Pricing for Oracle business applications, which has been a long-standing source of contention with its user base, has been revamped yet again.
The software vendor said it is attempting to simplify the pricing of its e-business suite 11i applications by introducing flat, per-user fees for power and casual users, but was unable to provide comprehensive details.
Speaking at Oracle's AppsWorld conference, CEO Larry Ellison said licence fees for the full suite will be $US4000 per power user and $400 per casual user.
Effective immediately, the full ramifications of the pricing change will be made clear locally by Oracle Australia which is planning a series of announcements this week. However, the spokesman was unwilling to disclose further details until that time.
Australia's Oracle Application User Group (OAUG) director Jeanney Dobney said "any attempt by Oracle to improve pricing is welcomed, because it has always been a source of contention for users."
"Oracle has justifiably sought to fix a pricing model which more accurately reflects how business actually works these days," Dobney said.
However, without the detail, Dobney said it is hard to assess the changes as benefits are likely to vary between users.
"Essentially it's hard to comment on this kind of announcement by Larry because the devil is often in the detail, for example what is a casual user?" she said.
"The impact on existing customers has sometimes meant serious cost increases which of course nobody welcomes.
"That Oracle appears to be listening to customers and continuing to seek the best fit for the pricing model is something we support."
A little over six months ago Oracle also revamped its database pricing after coming under heavy fire from users. The company eliminated Universal Power Unit (UPI) pricing to match models used by its rivals, IBM and Microsoft.
When announcing the software pricing restructure, Ellison admitted: "Our price list was very complicated. We had all these complex matrixes. I couldn't keep it in my head."
Looking into the future of the application suite, Ellison said he doesn't expect a version 12i to come anytime soon.

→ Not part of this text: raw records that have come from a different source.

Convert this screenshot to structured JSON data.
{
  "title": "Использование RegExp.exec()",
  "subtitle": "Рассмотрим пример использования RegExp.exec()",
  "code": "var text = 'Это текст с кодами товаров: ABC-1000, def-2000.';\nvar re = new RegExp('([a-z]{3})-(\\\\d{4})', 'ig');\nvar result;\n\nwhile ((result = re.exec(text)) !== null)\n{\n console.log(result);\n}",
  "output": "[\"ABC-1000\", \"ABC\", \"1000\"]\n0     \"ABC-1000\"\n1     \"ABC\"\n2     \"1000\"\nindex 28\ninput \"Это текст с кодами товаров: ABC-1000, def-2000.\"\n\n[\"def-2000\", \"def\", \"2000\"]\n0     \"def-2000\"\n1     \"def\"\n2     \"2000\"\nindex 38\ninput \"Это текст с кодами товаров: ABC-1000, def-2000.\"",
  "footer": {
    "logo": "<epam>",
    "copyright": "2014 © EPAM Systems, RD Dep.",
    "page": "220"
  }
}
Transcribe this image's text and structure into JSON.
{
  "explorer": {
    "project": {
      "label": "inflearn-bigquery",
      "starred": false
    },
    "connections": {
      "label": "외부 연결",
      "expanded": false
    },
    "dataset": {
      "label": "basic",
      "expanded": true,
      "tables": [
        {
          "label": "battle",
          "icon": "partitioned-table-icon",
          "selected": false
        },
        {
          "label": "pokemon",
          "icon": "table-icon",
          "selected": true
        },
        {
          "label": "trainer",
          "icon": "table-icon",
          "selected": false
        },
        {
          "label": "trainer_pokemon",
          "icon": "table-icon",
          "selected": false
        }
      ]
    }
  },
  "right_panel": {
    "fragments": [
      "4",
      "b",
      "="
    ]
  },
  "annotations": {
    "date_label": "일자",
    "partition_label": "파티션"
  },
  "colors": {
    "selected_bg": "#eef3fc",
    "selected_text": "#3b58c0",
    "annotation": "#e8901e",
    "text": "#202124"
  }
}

"The 11i framework is so robust that we think we can enhance and improve it without going to a next version of our software," he said, joking that there won't be a 12i until "the day after I retire."